» **WORK REQUIRED**: The string "铅笔有多长" appears in some lines of the entries that follow; copy each such line.

» **DATA PROVIDED**:
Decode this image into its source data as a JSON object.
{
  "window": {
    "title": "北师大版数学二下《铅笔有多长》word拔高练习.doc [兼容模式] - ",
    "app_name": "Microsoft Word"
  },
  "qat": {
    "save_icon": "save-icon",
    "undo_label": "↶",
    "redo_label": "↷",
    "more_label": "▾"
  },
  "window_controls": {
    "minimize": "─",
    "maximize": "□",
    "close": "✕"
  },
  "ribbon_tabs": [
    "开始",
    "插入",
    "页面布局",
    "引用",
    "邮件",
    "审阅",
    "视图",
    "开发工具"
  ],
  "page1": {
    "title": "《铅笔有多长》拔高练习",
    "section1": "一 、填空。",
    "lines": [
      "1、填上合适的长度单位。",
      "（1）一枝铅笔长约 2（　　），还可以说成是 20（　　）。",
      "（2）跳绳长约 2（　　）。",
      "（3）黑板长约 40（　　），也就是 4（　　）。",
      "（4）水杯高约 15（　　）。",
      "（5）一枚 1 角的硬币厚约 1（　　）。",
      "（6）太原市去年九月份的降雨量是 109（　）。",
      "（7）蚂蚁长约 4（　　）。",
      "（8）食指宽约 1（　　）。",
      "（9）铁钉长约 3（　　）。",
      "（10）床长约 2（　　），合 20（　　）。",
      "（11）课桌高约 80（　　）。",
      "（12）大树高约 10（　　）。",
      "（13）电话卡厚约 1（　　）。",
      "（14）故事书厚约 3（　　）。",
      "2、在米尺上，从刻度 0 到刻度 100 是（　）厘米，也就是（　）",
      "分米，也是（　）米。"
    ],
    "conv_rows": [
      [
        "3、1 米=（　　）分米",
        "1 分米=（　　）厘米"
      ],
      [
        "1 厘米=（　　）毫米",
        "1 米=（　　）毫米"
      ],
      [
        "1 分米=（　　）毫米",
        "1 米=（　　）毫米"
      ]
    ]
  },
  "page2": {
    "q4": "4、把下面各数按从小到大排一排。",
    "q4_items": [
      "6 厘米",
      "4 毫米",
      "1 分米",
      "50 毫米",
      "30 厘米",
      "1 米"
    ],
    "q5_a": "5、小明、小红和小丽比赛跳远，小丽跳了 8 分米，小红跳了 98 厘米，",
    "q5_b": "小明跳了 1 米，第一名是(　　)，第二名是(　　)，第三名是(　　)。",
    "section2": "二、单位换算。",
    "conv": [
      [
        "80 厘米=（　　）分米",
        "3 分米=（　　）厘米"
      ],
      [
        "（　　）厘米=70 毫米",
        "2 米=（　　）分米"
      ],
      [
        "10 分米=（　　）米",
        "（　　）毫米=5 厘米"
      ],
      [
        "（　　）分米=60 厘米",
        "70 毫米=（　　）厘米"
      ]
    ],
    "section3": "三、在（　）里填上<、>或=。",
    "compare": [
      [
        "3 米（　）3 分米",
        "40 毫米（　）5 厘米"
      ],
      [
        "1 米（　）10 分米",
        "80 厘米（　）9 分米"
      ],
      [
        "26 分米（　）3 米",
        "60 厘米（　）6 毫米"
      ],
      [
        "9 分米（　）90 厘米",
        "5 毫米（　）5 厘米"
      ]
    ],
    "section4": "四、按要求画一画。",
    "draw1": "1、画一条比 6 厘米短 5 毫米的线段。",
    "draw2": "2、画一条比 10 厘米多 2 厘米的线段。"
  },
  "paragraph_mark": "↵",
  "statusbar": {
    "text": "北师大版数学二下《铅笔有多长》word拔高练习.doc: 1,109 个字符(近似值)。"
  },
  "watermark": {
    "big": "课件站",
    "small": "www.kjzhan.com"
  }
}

» **ANSWER TO THIS TASK**:
    "title": "北师大版数学二下《铅笔有多长》word拔高练习.doc [兼容模式] - ",
    "title": "《铅笔有多长》拔高练习",
    "text": "北师大版数学二下《铅笔有多长》word拔高练习.doc: 1,109 个字符(近似值)。"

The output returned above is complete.